Margaret Rose-McCandlish is a postbac IRTA research fellow who will be studying the effects of psychological processes on pain perception and expression in healthy adults. To this end, she will gather and analyze neuroimaging, psychophysiological, and participant self-report data. Margaret received her B.A. in psychology from Middlebury College, and also studied psychology at the Université Paris Diderot. As an undergraduate she worked in the Clinical Psychophysiology Lab of Dr. Matthew Kimble researching Posttraumatic Stress Disorder.

Rachel Weger, Postbaccalaureate IRTA Fellow

Rachel Weger is a postbac IRTA fellow in the Section on Affective Neuroscience and Pain. She can be reached at rachel.weger@nih.gov or (301) 451-6573.

qinbao yu

Qingbao Yu, Ph.D., Senior MRI Data Analyst
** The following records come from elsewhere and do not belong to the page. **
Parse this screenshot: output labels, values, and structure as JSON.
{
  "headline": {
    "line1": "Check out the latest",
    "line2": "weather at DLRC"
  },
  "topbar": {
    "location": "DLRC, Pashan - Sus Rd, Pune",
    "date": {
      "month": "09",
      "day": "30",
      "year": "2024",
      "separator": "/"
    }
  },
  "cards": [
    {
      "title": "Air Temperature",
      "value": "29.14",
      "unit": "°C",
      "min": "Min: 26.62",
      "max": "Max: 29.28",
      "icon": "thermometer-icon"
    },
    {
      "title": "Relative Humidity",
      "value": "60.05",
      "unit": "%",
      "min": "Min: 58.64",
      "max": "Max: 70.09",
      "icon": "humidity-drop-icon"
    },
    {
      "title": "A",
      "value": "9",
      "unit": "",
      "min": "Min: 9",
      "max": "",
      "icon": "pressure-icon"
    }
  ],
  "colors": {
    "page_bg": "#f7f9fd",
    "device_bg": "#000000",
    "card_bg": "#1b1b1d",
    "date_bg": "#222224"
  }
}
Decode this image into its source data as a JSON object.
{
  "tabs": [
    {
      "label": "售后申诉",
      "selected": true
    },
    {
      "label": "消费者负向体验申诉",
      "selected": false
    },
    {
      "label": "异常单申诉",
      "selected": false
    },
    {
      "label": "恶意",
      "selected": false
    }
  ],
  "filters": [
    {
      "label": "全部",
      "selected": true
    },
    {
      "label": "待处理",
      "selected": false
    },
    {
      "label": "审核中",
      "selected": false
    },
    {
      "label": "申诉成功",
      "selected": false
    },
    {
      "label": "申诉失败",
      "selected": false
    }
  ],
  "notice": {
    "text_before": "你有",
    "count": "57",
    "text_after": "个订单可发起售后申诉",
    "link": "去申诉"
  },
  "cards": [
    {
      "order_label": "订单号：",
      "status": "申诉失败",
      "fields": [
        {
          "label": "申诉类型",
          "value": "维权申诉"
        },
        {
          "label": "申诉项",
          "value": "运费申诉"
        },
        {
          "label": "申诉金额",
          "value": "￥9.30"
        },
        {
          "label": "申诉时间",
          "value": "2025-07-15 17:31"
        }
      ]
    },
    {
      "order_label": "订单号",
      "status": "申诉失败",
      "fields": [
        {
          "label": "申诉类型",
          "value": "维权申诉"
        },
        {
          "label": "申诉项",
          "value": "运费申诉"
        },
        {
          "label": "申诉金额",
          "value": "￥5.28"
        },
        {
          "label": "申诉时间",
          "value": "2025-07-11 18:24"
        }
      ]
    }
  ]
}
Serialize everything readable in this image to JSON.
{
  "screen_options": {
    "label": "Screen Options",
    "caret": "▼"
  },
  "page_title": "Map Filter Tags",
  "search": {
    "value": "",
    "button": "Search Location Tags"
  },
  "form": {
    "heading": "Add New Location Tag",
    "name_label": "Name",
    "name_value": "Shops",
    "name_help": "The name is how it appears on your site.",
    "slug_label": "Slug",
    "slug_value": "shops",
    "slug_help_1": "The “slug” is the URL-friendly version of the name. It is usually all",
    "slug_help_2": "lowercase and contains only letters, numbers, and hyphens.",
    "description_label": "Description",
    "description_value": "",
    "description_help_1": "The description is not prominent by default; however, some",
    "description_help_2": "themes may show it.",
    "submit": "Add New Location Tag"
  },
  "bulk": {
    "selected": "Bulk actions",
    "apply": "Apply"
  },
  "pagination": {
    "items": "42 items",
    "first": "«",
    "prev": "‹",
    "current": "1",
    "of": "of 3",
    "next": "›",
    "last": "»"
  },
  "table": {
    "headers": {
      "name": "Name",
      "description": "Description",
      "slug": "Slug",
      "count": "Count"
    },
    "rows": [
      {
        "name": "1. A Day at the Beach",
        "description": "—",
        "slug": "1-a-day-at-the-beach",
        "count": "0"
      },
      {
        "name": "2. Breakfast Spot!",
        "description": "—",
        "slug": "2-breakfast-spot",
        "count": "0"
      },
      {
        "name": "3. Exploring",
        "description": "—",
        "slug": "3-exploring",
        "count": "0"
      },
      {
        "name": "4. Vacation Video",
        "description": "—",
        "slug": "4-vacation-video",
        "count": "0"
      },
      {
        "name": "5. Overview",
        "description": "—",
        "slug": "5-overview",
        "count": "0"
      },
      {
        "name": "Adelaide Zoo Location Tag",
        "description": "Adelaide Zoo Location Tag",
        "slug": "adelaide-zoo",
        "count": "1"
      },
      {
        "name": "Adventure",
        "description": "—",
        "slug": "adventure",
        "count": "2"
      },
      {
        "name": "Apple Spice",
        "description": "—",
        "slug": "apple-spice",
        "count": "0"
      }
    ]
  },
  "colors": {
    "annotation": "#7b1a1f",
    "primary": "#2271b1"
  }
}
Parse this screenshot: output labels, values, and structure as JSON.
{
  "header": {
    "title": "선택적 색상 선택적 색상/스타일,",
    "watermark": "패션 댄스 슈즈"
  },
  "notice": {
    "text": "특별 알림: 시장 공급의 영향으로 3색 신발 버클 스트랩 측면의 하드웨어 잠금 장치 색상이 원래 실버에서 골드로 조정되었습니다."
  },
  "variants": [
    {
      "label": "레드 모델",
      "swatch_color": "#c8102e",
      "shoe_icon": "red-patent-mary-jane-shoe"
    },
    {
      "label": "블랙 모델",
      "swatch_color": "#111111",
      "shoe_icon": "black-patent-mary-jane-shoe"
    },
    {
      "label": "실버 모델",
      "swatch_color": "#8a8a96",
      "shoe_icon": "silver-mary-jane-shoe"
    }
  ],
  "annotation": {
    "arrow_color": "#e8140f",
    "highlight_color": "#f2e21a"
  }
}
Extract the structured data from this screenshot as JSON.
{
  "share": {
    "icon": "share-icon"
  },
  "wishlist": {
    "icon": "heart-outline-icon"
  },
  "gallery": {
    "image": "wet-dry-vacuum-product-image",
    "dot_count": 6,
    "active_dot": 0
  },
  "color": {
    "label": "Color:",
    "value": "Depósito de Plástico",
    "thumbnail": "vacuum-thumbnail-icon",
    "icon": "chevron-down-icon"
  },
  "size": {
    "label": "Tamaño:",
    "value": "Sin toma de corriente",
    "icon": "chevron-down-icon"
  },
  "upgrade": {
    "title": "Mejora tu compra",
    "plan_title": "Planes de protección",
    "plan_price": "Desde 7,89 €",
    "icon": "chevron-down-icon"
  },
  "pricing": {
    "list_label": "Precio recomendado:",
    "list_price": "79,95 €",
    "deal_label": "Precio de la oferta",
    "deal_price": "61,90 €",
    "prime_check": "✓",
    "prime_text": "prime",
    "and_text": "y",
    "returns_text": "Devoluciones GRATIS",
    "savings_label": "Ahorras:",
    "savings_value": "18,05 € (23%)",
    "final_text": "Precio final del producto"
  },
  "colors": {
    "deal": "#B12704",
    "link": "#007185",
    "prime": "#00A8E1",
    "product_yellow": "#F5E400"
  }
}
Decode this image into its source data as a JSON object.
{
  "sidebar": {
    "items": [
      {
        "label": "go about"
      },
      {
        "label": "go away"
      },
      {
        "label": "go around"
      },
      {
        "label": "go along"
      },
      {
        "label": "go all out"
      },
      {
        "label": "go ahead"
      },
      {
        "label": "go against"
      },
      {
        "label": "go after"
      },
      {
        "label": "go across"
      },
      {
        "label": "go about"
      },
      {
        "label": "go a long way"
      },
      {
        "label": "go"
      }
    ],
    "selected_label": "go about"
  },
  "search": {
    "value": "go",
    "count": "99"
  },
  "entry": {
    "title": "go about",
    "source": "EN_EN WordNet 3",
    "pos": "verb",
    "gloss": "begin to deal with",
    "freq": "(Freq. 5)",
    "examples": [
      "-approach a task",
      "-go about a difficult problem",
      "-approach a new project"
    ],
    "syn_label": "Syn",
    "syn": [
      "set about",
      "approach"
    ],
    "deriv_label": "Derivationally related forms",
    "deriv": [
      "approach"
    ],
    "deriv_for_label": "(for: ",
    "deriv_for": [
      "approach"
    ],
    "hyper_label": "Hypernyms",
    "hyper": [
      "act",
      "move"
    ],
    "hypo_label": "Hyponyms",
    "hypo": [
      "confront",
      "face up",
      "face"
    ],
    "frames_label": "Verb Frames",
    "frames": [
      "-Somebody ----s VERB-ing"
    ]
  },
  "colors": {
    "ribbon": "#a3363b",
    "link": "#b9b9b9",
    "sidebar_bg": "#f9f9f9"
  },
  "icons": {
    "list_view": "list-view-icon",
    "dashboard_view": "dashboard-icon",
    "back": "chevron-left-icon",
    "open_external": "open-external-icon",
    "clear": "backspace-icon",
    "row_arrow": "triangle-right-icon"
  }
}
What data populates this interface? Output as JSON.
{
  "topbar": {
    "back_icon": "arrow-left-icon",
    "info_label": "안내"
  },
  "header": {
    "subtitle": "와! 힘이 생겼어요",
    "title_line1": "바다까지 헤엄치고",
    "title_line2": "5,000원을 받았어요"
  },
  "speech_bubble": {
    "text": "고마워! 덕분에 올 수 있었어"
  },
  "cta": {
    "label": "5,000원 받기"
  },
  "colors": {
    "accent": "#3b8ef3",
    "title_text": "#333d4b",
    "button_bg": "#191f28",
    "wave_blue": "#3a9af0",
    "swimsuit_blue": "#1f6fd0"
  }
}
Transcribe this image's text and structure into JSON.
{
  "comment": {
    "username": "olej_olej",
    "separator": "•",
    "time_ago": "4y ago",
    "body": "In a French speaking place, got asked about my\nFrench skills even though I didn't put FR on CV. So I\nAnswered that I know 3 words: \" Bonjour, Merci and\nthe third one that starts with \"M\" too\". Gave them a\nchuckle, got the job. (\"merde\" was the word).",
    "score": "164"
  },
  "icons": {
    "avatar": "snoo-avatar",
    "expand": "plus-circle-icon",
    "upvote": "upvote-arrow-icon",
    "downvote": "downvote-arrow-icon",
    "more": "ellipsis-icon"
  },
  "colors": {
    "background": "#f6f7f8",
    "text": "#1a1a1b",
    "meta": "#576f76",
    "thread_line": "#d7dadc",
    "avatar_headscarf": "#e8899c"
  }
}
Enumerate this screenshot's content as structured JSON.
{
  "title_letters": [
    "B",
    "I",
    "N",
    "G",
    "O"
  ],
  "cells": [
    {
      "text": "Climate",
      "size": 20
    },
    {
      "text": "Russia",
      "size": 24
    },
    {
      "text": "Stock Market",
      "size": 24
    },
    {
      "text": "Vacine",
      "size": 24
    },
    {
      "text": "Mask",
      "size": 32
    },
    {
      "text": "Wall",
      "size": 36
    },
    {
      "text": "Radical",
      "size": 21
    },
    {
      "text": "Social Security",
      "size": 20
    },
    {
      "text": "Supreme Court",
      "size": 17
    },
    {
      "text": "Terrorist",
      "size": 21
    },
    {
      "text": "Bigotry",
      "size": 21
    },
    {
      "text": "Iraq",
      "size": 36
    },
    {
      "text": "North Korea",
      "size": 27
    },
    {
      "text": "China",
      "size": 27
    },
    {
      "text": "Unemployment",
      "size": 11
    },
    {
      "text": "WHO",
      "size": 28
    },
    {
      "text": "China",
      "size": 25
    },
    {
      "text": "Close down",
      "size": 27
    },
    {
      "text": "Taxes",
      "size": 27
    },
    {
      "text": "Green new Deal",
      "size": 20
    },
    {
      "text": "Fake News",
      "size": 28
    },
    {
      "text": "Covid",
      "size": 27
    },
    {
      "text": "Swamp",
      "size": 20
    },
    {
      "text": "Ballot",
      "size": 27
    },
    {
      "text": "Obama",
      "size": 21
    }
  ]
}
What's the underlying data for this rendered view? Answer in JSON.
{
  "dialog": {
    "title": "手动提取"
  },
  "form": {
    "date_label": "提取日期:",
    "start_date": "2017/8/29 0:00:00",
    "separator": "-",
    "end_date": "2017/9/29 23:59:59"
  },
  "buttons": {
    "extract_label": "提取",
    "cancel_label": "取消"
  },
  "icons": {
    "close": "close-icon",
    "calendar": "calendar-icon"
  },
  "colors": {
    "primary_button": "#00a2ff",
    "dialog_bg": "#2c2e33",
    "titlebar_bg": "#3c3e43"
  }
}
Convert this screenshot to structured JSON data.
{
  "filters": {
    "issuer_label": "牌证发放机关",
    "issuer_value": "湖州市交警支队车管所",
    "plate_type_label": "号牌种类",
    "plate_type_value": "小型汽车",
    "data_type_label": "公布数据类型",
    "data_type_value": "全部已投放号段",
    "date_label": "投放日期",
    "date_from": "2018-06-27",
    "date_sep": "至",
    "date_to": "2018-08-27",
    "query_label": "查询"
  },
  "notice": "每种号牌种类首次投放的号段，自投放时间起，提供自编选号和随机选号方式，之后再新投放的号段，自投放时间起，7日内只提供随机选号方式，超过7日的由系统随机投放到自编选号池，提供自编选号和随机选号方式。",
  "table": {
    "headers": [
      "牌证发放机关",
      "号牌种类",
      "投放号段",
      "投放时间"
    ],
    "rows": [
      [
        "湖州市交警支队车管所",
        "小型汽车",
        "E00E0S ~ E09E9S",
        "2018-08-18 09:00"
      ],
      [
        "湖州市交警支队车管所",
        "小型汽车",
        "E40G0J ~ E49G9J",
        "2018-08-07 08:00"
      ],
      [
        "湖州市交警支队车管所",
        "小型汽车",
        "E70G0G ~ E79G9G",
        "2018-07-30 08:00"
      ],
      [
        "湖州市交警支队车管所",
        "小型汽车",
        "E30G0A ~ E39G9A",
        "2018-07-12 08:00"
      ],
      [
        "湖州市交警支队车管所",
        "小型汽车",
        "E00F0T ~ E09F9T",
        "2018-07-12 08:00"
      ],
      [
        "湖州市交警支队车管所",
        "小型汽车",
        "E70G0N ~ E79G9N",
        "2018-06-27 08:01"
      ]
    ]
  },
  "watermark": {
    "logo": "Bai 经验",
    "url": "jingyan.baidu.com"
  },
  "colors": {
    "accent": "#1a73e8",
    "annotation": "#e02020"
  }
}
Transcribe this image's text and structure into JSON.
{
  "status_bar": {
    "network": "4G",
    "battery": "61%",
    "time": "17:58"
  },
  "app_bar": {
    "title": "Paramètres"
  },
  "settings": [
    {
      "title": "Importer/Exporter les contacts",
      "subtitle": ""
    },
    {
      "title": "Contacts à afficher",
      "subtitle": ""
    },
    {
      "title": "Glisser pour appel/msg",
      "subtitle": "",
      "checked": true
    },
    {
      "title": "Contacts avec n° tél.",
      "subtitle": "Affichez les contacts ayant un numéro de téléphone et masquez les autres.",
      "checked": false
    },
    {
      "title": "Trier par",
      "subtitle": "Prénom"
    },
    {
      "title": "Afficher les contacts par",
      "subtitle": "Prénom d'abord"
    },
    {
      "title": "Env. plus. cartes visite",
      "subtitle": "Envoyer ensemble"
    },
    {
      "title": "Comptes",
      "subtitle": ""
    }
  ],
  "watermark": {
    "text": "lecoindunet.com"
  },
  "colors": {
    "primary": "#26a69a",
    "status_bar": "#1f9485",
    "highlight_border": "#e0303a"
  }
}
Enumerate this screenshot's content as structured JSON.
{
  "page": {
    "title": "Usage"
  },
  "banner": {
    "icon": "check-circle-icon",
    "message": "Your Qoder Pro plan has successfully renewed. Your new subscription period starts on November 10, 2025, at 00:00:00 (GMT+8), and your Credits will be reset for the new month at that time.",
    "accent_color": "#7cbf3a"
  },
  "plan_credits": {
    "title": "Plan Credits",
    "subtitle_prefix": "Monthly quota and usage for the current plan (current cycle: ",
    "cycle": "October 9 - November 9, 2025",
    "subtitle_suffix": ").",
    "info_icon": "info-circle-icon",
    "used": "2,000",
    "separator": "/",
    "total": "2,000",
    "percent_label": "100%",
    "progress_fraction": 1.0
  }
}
Qingbao Yu, Ph.D., is a senior MRI data analyst. He will perform analyses on pain related task fMRI data. Dr. Yu received his B.A. in physics as well as his Ph.D. in biomedical engineering (neuroinformatics) from Dalian University of Technology, Dalian, China. While obtaining his Ph.D., Qingbao worked under Dr. Yiyuan Tang, where he performed fMRI and EEG studies to investigate functional brain connectivity during Chinese language tasks and gender differences in mental rotation tasks. Dr. Yu’s postdoctoral and research scientist research was conducted in Dr. Vince Calhoun’s laboratory at the Mind Research Network, Albuquerque, New Mexico, where he combined ICA and graph theory based analysis to examine brain connectivity in patients with schizophrenia. In May 2018, Dr. Yu joined ANP lab at NCCIH to work with Dr. Lauren Atlas.
View Dr. Yu's publications